● Your goal
If a line in the data has the string "screenshot", please show it.
++++++
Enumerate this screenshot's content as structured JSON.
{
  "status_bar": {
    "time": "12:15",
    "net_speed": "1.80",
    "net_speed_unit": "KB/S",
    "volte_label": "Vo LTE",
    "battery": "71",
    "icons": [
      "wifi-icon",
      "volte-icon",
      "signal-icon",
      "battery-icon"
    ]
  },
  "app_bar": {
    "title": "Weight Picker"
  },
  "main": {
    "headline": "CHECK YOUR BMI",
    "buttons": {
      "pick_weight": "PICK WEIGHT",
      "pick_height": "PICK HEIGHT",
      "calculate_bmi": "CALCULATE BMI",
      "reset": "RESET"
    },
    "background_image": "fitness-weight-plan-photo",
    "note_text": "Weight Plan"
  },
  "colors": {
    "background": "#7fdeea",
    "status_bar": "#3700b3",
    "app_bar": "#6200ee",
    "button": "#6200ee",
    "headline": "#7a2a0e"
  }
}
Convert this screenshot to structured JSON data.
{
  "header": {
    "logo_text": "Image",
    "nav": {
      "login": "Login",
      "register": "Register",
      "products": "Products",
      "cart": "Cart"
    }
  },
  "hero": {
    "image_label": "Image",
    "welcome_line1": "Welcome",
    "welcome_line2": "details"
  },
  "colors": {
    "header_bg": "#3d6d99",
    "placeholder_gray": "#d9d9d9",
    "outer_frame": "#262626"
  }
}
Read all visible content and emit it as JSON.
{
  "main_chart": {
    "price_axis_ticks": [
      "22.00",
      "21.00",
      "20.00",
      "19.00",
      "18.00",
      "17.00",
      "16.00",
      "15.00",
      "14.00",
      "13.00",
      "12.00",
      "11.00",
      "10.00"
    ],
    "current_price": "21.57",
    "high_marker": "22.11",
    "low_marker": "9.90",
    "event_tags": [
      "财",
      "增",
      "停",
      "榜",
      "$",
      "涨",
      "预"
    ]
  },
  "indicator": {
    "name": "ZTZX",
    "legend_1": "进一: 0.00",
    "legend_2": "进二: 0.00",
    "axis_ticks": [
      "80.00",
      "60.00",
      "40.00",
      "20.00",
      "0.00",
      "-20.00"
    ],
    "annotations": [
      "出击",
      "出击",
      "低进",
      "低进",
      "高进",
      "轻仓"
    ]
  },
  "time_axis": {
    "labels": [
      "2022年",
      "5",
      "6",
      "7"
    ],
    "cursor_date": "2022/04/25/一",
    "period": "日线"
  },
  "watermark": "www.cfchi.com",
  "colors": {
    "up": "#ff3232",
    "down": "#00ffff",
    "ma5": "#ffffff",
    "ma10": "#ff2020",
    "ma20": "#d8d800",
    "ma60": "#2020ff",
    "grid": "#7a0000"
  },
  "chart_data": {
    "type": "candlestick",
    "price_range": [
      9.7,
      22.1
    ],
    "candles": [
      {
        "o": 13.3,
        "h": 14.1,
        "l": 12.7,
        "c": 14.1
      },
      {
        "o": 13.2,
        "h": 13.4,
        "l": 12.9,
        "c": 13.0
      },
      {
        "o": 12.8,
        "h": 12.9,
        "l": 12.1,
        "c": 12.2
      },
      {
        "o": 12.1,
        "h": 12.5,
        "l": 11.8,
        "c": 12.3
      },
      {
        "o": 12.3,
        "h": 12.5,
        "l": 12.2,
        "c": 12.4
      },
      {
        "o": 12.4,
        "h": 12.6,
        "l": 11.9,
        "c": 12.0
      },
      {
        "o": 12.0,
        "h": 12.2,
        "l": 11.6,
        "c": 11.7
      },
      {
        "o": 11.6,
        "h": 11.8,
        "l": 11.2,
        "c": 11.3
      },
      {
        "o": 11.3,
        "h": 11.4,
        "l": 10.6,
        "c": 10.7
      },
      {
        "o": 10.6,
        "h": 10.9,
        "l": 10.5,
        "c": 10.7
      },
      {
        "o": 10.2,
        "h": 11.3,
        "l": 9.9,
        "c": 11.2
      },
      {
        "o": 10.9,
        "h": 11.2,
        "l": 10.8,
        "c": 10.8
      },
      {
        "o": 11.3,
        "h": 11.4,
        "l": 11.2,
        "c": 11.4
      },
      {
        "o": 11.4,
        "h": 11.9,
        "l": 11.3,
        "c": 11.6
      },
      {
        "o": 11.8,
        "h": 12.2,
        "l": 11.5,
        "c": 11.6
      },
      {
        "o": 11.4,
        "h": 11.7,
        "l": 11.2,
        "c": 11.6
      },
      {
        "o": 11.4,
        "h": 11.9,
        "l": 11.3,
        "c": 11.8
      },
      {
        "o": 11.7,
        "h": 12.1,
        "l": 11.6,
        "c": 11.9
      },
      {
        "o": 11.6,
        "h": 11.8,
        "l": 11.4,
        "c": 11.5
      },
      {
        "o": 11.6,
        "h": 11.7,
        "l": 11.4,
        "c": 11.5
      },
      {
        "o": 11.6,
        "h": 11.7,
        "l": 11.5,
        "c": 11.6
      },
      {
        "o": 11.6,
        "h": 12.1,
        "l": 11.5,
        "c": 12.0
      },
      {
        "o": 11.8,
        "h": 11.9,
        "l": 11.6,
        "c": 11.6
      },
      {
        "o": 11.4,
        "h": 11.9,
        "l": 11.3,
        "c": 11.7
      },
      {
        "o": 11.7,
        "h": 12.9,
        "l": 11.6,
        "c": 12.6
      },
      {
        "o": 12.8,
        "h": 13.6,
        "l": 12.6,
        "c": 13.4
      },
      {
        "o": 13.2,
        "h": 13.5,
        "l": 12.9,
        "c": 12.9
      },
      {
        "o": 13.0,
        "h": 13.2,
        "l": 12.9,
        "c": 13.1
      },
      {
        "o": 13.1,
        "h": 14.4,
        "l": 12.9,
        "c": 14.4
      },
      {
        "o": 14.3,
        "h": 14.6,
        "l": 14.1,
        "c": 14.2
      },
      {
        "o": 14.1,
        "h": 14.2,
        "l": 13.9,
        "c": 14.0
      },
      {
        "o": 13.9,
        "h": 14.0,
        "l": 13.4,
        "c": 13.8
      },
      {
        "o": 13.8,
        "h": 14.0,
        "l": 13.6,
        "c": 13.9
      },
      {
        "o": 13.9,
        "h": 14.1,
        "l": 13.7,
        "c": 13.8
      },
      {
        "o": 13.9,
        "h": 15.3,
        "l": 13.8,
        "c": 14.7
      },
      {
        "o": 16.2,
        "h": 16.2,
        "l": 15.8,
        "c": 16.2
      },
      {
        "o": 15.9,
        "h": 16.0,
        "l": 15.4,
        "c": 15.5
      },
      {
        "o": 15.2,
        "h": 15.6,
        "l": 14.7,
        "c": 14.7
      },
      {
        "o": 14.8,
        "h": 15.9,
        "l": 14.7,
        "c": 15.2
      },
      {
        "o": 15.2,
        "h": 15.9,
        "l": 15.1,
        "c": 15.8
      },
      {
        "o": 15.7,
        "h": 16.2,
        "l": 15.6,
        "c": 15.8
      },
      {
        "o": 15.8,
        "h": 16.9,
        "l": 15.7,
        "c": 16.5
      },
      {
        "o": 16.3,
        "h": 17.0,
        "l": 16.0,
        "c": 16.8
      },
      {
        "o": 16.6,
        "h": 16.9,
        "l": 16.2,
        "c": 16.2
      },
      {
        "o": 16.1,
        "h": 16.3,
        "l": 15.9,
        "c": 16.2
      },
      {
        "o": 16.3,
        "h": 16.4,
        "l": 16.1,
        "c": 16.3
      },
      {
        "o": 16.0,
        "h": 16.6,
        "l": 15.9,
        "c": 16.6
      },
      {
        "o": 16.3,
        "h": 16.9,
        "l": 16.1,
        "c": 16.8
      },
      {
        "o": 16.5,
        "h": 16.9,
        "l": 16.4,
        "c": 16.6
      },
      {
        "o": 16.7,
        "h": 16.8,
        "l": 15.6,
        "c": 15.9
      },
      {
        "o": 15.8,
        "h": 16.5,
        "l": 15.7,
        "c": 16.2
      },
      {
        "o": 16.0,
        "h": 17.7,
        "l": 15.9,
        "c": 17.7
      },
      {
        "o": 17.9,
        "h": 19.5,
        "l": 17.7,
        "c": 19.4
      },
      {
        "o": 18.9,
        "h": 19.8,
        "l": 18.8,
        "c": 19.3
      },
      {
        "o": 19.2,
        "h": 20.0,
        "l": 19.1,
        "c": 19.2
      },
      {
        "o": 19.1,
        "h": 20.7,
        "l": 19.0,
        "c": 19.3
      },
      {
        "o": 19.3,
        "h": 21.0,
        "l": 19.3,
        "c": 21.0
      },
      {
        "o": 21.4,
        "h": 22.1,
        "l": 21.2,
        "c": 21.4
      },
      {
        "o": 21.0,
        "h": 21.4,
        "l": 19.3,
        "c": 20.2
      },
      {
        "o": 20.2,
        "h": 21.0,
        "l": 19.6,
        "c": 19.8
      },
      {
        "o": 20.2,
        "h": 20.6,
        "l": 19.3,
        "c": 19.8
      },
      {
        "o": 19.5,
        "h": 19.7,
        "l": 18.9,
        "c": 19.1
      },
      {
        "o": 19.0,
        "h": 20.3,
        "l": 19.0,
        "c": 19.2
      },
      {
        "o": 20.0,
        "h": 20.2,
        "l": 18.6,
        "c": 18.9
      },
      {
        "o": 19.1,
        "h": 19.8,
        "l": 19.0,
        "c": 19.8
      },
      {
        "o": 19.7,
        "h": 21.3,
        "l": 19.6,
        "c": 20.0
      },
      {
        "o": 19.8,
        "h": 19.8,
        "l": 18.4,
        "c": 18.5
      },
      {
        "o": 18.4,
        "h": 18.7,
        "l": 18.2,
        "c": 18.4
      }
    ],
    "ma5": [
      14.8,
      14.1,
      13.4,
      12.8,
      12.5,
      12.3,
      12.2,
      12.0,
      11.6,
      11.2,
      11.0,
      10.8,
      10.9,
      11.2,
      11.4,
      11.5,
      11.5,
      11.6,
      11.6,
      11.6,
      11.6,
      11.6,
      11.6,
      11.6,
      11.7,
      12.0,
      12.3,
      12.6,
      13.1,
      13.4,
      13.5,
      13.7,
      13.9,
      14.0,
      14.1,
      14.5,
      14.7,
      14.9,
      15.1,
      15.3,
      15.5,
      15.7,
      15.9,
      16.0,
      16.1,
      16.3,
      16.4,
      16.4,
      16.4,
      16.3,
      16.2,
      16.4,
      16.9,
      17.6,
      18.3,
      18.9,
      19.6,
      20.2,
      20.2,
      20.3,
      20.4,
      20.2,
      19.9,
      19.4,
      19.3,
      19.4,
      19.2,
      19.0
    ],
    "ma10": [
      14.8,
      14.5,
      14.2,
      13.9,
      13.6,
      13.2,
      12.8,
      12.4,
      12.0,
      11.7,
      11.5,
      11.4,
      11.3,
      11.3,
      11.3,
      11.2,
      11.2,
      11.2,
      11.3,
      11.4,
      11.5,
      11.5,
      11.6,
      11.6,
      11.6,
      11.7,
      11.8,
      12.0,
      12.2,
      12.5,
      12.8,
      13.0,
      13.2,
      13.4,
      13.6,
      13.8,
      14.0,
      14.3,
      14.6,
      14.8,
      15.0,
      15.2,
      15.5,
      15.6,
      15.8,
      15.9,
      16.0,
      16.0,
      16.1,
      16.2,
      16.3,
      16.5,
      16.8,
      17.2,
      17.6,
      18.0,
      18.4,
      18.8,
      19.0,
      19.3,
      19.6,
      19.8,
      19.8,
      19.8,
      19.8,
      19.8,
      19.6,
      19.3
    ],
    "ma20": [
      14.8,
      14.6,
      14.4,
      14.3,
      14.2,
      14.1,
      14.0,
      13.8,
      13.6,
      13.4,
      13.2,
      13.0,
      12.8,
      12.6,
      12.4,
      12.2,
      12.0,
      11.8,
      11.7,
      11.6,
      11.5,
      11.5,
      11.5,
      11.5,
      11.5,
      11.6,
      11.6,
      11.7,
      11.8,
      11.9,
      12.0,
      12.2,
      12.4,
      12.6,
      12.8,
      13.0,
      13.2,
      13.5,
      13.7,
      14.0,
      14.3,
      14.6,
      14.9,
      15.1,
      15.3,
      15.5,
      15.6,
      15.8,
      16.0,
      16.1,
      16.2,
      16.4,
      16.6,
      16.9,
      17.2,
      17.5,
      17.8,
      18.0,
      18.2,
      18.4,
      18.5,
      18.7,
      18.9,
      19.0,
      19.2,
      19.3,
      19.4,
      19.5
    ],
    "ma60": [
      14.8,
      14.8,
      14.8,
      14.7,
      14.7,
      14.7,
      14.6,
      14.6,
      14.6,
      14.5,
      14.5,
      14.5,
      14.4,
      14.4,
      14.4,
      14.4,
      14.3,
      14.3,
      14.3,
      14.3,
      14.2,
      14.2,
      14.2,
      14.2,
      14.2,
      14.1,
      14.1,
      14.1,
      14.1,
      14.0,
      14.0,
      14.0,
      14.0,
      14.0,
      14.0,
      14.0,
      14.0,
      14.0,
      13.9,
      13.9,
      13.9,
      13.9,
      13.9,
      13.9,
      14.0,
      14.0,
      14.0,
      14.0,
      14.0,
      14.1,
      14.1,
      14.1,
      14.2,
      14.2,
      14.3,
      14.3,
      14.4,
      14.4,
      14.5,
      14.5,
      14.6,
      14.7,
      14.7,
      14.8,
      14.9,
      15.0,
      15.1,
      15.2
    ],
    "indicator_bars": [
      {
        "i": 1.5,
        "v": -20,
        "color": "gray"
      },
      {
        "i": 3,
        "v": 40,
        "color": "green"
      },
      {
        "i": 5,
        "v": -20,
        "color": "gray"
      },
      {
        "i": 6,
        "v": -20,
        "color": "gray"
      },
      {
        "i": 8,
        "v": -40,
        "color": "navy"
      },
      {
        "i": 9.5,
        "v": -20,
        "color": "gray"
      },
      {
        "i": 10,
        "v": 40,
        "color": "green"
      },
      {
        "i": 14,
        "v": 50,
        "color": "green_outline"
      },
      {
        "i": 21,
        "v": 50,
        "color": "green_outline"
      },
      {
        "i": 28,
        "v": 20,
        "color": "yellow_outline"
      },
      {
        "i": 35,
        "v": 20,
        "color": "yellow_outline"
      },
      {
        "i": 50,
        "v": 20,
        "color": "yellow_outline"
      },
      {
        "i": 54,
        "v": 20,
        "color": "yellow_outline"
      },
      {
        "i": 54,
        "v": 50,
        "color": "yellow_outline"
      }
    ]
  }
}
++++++
● Output below
Enumerate this screenshot's content as structured JSON.
Convert this screenshot to structured JSON data.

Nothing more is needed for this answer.